However, as some older Saints fans might recall: the team’s ONLY win in the City of Baltimore was a memorable one; although in the “grand scheme” of things, it ended up all for naught when the Saints “collapsed” down the stretch of their 2002 NFL season and missed a golden opportunity to make the Playoffs that year.
The date was December 8th, 2002; and at that time, the (8-4) Saints were in the hunt for a NFC Wild Card berth, and they were hoping to gain at least a split in their final 4 games of the season, to clinch one of those spots.
The Ravens meanwhile came into the contest at (6-6) and were still trying to keep their faint Playoff hopes alive, with a win on their side of things.
A crowd of nearly 70, 000 fans (69, 334 to be exact) jammed into Baltimore’s Ravens Stadium (since renamed M&T Bank Stadium) to watch the contest between the two interconference rivals, since Playoff implications were on the line for both squads.
On this day however, it was New Orleans who would eventually emerge victorious.
Led by then Saints #1 RB (and now the team’s living legend) Deuce McAllister — who ran for 127 yards and three touchdowns — New Orleans was able to capitalize on a handful of Raven mistakes in a 37-25 victory.
Then-Saints starting QB Aaron Brooks left in the 3rd quarter with New Orleans up by a score of 20-7. Brooks had bruised his right shoulder one week earlier in a win over Tampa Bay at the Superdome, and although he wanted to continue, then-Saints head coach Jim Haslett decided that he had seen enough.
“We just felt he was struggling a little bit in the third quarter, and we decided to take him out,” Haslett said to reporters in the locker room after the game’s conclusion. “He didn’t have that much practice this week, and it’s tough on a quarterback when he doesn’t practice.”
Brooks was replaced by then-Saints back-up QB and former University of Louisiana-Lafayette Ragin’ Cajuns star (and Breaux Bridge, Louisiana native) Jake Delhomme, who promptly helped the Saints convert a Jamal Lewis fumble by Baltimore, into a McAllister touchdown.
Delhomme then led a 10-play drive for the Saints offense that produced a John Carney field goal for a 30-17 lead with 6:28 left.

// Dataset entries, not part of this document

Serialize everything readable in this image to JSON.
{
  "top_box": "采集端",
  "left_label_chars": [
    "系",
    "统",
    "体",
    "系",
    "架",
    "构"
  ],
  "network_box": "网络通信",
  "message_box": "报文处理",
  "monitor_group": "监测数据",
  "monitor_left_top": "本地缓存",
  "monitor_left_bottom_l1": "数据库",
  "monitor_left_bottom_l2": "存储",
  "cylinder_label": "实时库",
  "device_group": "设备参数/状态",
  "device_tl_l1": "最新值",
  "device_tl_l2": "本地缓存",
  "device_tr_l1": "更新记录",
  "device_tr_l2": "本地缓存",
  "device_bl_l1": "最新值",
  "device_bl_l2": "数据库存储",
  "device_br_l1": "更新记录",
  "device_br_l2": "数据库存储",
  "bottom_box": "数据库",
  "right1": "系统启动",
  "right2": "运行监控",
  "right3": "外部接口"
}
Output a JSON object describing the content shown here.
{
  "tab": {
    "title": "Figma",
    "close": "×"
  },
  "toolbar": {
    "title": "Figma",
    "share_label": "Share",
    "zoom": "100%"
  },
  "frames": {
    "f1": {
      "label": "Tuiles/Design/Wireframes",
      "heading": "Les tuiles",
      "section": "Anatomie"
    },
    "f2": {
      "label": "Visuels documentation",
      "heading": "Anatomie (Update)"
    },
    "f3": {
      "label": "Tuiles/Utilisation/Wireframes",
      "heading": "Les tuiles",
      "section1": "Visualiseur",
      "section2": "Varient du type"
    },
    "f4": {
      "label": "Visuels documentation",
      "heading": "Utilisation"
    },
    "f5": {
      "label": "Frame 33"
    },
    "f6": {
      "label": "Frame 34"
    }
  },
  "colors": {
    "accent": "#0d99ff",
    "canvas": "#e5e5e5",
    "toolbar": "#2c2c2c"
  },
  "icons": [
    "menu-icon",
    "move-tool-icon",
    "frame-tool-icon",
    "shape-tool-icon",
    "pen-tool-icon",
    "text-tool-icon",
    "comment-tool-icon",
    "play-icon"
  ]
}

As it turned out, Delhomme would reveal to reporters afterwards that Brooks — who completed nine of 25 passes for 123 yards and a touchdown — had actually warned Delhomme earlier that he might be needed.
“In the second quarter, he said to stay loose,” Delhomme said. “When he came out for halftime, he said stay loose. So I knew I’d be going in.” Delhomme then ended up completing his next seven of eight passes for 103 yards.
The Saints blocked two punts, recovered three fumbles and twice intercepted passes by Ravens QB Jeff Blake, who also lost a key fumble that aided the Black and Gold’s final path to victory.
Blake, who had actually been the Saints’ starting QB back during the 2000 Season before he got hurt and was replaced by Brooks that year (and was a back-up to Brooks the year before in the 2001 Season), completed 18 of 39 passes for 316 yards for Baltimore.
“If we don’t make any turnovers, if we don’t give them anything, we win this football game,” Blake said. “Everything they got, we gave them. You give a team like that that type of field position, they’re going to beat you.”
Blake’s assessment was indeed an accurate one, as the Saints improved to (9-4) with the win and essentially needed only one more victory to reach 10 wins and secure a Wild Card spot in the 2002 NFC Playoffs.
However, 3 consecutive losses — including one to the lowly (1-13) Cincinnati Bengals — would end up knocking New Orleans out of playoff contention, as the Saints completely COLLAPSED “down the stretch”.
Certainly it goes without saying that the current 2018 version of the Black and Gold will be hoping for a similar performance in that win over Baltimore 16 years ago, when they line up across from that tough Ravens defense tomorrow.
If the Saints can play in a similar manner that they did in that contest 16 years ago, then perhaps tomorrow’s contest can end up being another memorable win for New Orleans in the City of Baltimore.